**Collected data entries**
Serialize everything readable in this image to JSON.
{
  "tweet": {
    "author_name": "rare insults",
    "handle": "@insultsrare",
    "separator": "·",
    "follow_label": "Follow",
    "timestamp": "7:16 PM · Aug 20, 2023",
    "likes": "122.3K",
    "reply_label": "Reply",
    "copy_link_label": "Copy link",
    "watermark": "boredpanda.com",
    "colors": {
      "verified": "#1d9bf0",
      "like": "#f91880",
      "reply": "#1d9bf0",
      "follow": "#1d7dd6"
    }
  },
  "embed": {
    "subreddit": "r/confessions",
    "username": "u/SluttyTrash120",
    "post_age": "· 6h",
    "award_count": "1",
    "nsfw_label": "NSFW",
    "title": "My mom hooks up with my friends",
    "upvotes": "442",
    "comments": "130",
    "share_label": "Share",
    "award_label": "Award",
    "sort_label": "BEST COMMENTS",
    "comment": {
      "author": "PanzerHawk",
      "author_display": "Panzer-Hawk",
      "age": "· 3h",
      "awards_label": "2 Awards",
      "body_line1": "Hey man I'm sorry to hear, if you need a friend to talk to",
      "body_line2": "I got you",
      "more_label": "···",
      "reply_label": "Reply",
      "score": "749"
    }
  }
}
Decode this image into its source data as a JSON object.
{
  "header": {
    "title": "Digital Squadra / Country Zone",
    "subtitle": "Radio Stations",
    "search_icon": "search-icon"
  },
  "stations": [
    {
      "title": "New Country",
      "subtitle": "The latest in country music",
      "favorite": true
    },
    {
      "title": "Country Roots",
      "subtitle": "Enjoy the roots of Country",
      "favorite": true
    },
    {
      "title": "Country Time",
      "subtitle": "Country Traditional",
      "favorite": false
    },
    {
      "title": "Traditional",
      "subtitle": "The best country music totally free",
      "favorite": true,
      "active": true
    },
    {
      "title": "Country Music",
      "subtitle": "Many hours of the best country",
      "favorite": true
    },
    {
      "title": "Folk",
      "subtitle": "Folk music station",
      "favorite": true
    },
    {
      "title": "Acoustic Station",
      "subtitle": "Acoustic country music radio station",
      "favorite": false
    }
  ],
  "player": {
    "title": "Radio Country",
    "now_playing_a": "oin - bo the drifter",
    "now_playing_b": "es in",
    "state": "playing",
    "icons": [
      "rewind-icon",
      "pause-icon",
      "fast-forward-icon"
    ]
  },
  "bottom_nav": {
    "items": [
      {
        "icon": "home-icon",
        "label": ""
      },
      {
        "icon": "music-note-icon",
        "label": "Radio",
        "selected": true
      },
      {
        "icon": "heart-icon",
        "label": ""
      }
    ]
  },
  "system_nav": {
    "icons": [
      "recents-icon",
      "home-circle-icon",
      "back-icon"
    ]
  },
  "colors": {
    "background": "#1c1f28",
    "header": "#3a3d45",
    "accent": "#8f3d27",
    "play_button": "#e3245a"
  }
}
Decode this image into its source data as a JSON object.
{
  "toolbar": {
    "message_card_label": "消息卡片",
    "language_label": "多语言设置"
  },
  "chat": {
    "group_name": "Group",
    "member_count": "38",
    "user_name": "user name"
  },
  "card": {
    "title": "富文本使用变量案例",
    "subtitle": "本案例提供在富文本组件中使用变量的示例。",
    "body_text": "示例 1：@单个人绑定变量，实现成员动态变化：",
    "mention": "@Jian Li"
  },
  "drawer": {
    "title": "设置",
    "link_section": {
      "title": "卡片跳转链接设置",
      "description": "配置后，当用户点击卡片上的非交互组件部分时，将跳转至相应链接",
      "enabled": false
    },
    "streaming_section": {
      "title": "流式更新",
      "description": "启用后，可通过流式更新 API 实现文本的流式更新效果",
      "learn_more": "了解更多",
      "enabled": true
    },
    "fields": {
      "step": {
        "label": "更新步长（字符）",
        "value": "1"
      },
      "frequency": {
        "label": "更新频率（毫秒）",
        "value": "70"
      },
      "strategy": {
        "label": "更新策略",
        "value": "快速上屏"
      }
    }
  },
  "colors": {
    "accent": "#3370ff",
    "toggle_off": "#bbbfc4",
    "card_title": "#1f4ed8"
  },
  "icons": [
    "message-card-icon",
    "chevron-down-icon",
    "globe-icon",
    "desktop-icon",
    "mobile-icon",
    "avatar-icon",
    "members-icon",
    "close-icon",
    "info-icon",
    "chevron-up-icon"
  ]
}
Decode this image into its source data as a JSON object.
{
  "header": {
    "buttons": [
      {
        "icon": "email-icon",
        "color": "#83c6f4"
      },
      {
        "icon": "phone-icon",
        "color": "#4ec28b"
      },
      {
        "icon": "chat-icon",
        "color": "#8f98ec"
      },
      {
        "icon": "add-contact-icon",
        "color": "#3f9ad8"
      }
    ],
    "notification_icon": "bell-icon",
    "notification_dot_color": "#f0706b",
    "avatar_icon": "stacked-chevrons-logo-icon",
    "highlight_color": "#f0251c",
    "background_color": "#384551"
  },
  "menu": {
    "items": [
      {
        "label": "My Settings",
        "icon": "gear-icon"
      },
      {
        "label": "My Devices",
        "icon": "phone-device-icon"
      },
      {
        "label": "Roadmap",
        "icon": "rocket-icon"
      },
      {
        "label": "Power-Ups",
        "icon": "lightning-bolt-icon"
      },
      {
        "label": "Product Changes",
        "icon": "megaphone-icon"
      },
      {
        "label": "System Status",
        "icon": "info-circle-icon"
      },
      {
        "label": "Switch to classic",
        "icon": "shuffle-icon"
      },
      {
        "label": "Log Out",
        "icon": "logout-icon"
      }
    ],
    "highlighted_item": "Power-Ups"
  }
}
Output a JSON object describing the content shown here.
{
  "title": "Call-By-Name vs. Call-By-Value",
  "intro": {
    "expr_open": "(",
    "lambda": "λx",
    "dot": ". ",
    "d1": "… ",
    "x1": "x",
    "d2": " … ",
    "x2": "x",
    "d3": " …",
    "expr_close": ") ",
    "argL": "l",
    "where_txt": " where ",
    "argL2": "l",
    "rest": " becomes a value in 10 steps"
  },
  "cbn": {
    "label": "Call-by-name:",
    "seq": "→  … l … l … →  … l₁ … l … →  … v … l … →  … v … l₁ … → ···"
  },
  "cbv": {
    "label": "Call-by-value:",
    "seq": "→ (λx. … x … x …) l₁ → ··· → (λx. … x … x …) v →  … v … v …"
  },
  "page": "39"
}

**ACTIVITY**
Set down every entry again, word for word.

**TASK ANSWER**
Serialize everything readable in this image to JSON.
{
  "tweet": {
    "author_name": "rare insults",
    "handle": "@insultsrare",
    "separator": "·",
    "follow_label": "Follow",
    "timestamp": "7:16 PM · Aug 20, 2023",
    "likes": "122.3K",
    "reply_label": "Reply",
    "copy_link_label": "Copy link",
    "watermark": "boredpanda.com",
    "colors": {
      "verified": "#1d9bf0",
      "like": "#f91880",
      "reply": "#1d9bf0",
      "follow": "#1d7dd6"
    }
  },
  "embed": {
    "subreddit": "r/confessions",
    "username": "u/SluttyTrash120",
    "post_age": "· 6h",
    "award_count": "1",
    "nsfw_label": "NSFW",
    "title": "My mom hooks up with my friends",
    "upvotes": "442",
    "comments": "130",
    "share_label": "Share",
    "award_label": "Award",
    "sort_label": "BEST COMMENTS",
    "comment": {
      "author": "PanzerHawk",
      "author_display": "Panzer-Hawk",
      "age": "· 3h",
      "awards_label": "2 Awards",
      "body_line1": "Hey man I'm sorry to hear, if you need a friend to talk to",
      "body_line2": "I got you",
      "more_label": "···",
      "reply_label": "Reply",
      "score": "749"
    }
  }
}
Decode this image into its source data as a JSON object.
{
  "header": {
    "title": "Digital Squadra / Country Zone",
    "subtitle": "Radio Stations",
    "search_icon": "search-icon"
  },
  "stations": [
    {
      "title": "New Country",
      "subtitle": "The latest in country music",
      "favorite": true
    },
    {
      "title": "Country Roots",
      "subtitle": "Enjoy the roots of Country",
      "favorite": true
    },
    {
      "title": "Country Time",
      "subtitle": "Country Traditional",
      "favorite": false
    },
    {
      "title": "Traditional",
      "subtitle": "The best country music totally free",
      "favorite": true,
      "active": true
    },
    {
      "title": "Country Music",
      "subtitle": "Many hours of the best country",
      "favorite": true
    },
    {
      "title": "Folk",
      "subtitle": "Folk music station",
      "favorite": true
    },
    {
      "title": "Acoustic Station",
      "subtitle": "Acoustic country music radio station",
      "favorite": false
    }
  ],
  "player": {
    "title": "Radio Country",
    "now_playing_a": "oin - bo the drifter",
    "now_playing_b": "es in",
    "state": "playing",
    "icons": [
      "rewind-icon",
      "pause-icon",
      "fast-forward-icon"
    ]
  },
  "bottom_nav": {
    "items": [
      {
        "icon": "home-icon",
        "label": ""
      },
      {
        "icon": "music-note-icon",
        "label": "Radio",
        "selected": true
      },
      {
        "icon": "heart-icon",
        "label": ""
      }
    ]
  },
  "system_nav": {
    "icons": [
      "recents-icon",
      "home-circle-icon",
      "back-icon"
    ]
  },
  "colors": {
    "background": "#1c1f28",
    "header": "#3a3d45",
    "accent": "#8f3d27",
    "play_button": "#e3245a"
  }
}
Decode this image into its source data as a JSON object.
{
  "toolbar": {
    "message_card_label": "消息卡片",
    "language_label": "多语言设置"
  },
  "chat": {
    "group_name": "Group",
    "member_count": "38",
    "user_name": "user name"
  },
  "card": {
    "title": "富文本使用变量案例",
    "subtitle": "本案例提供在富文本组件中使用变量的示例。",
    "body_text": "示例 1：@单个人绑定变量，实现成员动态变化：",
    "mention": "@Jian Li"
  },
  "drawer": {
    "title": "设置",
    "link_section": {
      "title": "卡片跳转链接设置",
      "description": "配置后，当用户点击卡片上的非交互组件部分时，将跳转至相应链接",
      "enabled": false
    },
    "streaming_section": {
      "title": "流式更新",
      "description": "启用后，可通过流式更新 API 实现文本的流式更新效果",
      "learn_more": "了解更多",
      "enabled": true
    },
    "fields": {
      "step": {
        "label": "更新步长（字符）",
        "value": "1"
      },
      "frequency": {
        "label": "更新频率（毫秒）",
        "value": "70"
      },
      "strategy": {
        "label": "更新策略",
        "value": "快速上屏"
      }
    }
  },
  "colors": {
    "accent": "#3370ff",
    "toggle_off": "#bbbfc4",
    "card_title": "#1f4ed8"
  },
  "icons": [
    "message-card-icon",
    "chevron-down-icon",
    "globe-icon",
    "desktop-icon",
    "mobile-icon",
    "avatar-icon",
    "members-icon",
    "close-icon",
    "info-icon",
    "chevron-up-icon"
  ]
}
Decode this image into its source data as a JSON object.
{
  "header": {
    "buttons": [
      {
        "icon": "email-icon",
        "color": "#83c6f4"
      },
      {
        "icon": "phone-icon",
        "color": "#4ec28b"
      },
      {
        "icon": "chat-icon",
        "color": "#8f98ec"
      },
      {
        "icon": "add-contact-icon",
        "color": "#3f9ad8"
      }
    ],
    "notification_icon": "bell-icon",
    "notification_dot_color": "#f0706b",
    "avatar_icon": "stacked-chevrons-logo-icon",
    "highlight_color": "#f0251c",
    "background_color": "#384551"
  },
  "menu": {
    "items": [
      {
        "label": "My Settings",
        "icon": "gear-icon"
      },
      {
        "label": "My Devices",
        "icon": "phone-device-icon"
      },
      {
        "label": "Roadmap",
        "icon": "rocket-icon"
      },
      {
        "label": "Power-Ups",
        "icon": "lightning-bolt-icon"
      },
      {
        "label": "Product Changes",
        "icon": "megaphone-icon"
      },
      {
        "label": "System Status",
        "icon": "info-circle-icon"
      },
      {
        "label": "Switch to classic",
        "icon": "shuffle-icon"
      },
      {
        "label": "Log Out",
        "icon": "logout-icon"
      }
    ],
    "highlighted_item": "Power-Ups"
  }
}
Output a JSON object describing the content shown here.
{
  "title": "Call-By-Name vs. Call-By-Value",
  "intro": {
    "expr_open": "(",
    "lambda": "λx",
    "dot": ". ",
    "d1": "… ",
    "x1": "x",
    "d2": " … ",
    "x2": "x",
    "d3": " …",
    "expr_close": ") ",
    "argL": "l",
    "where_txt": " where ",
    "argL2": "l",
    "rest": " becomes a value in 10 steps"
  },
  "cbn": {
    "label": "Call-by-name:",
    "seq": "→  … l … l … →  … l₁ … l … →  … v … l … →  … v … l₁ … → ···"
  },
  "cbv": {
    "label": "Call-by-value:",
    "seq": "→ (λx. … x … x …) l₁ → ··· → (λx. … x … x …) v →  … v … v …"
  },
  "page": "39"
}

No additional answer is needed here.